POD (Probability of Detection) is the probability (shown by the shaded region under the probability density) that a signal, (\(\hat{a}\), “ahat”) will be larger than the decision threshold, \(\hat{a}_{decision}\).  The inset shows POD plotted on the same size axis as the
“\(\hat{a} \space \textit{vs} \space a\)” line.  Note the correspondences  at POD = 0.1, 0.5, and 0.9 with the respective shaded probability densities.

Reality is Random:

The solid black line is defined as truth.  In reality the truth would be unknown and is to be inferred from the behavior of the data. The solid black “data” points are observations of signal responses for a given size, generated by adding a random Gaussian error to the “true” response at a give size, \(a\).  Sometimes the data are “censored.”  Censored observations are shown as open symbols.

The figure sequentially presents ten random samples of n=30 and illustrates the magnitude of variability due only to chance.


The “data” (30 \(a, \space \hat{a}\) pairs) are generated and a censored regression is performed to produce the most likely model to have given rise to those observations.  That’s the blue line.  Also shown are the confidence bounds and prediction bounds (inner and outer dotted lines, respectively.)  Sometimes the blue line (the model) is very close to the “truth.”  But sometimes it isn’t, as can be seen from another random sample.

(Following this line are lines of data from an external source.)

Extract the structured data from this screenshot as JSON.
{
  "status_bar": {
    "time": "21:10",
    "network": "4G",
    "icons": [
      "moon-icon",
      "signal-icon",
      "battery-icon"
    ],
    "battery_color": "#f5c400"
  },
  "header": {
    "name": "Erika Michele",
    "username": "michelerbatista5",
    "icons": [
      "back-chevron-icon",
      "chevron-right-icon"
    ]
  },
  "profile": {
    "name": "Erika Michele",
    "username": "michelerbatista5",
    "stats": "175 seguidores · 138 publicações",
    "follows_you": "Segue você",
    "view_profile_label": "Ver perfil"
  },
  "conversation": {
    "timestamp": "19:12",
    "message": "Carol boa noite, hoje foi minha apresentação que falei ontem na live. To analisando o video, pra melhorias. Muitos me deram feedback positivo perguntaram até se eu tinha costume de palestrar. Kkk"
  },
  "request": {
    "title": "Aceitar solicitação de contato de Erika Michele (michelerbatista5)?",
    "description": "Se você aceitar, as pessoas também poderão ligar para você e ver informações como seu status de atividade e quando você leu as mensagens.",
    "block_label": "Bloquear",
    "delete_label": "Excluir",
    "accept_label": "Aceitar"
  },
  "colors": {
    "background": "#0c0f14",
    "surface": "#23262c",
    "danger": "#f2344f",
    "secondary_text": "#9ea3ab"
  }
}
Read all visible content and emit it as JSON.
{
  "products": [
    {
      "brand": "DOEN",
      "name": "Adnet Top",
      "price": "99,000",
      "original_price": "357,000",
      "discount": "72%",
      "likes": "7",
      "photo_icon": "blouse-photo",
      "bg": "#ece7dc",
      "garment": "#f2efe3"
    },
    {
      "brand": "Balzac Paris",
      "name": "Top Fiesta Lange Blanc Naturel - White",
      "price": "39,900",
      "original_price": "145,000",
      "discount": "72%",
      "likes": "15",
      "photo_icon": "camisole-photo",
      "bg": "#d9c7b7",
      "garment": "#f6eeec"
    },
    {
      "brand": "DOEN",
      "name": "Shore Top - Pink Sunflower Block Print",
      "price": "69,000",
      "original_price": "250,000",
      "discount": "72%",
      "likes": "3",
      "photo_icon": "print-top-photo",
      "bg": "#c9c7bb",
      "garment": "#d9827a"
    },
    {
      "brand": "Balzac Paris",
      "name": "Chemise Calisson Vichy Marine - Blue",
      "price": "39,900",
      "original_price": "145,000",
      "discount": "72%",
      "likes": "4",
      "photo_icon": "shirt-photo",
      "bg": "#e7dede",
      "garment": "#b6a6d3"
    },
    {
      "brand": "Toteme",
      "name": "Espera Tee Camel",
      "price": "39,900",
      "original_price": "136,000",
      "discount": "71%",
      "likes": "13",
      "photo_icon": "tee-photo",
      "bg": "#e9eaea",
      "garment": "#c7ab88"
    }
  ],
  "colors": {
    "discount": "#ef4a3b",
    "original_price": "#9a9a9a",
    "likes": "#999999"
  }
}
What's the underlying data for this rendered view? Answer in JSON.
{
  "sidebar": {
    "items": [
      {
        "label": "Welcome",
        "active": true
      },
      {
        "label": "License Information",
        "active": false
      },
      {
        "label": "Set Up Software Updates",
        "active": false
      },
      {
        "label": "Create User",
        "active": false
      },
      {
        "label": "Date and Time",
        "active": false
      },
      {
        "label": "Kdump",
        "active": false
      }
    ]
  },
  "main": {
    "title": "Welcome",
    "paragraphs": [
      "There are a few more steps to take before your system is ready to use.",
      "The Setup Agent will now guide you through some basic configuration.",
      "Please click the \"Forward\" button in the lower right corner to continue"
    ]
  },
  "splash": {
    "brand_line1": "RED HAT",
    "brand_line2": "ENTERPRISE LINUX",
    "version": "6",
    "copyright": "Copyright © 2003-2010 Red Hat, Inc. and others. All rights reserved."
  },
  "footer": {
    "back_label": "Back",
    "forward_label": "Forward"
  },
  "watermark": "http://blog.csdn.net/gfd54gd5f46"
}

In reality we only get to see ONE collection of data, and from that must estimate the most likely model for the unseen and unknown and unknowable “truth,”  and produce its confidence bound that includes the true a90 at least 95 times in every 100 similar experiments (were we to run the other 99 experiments, which we cannot).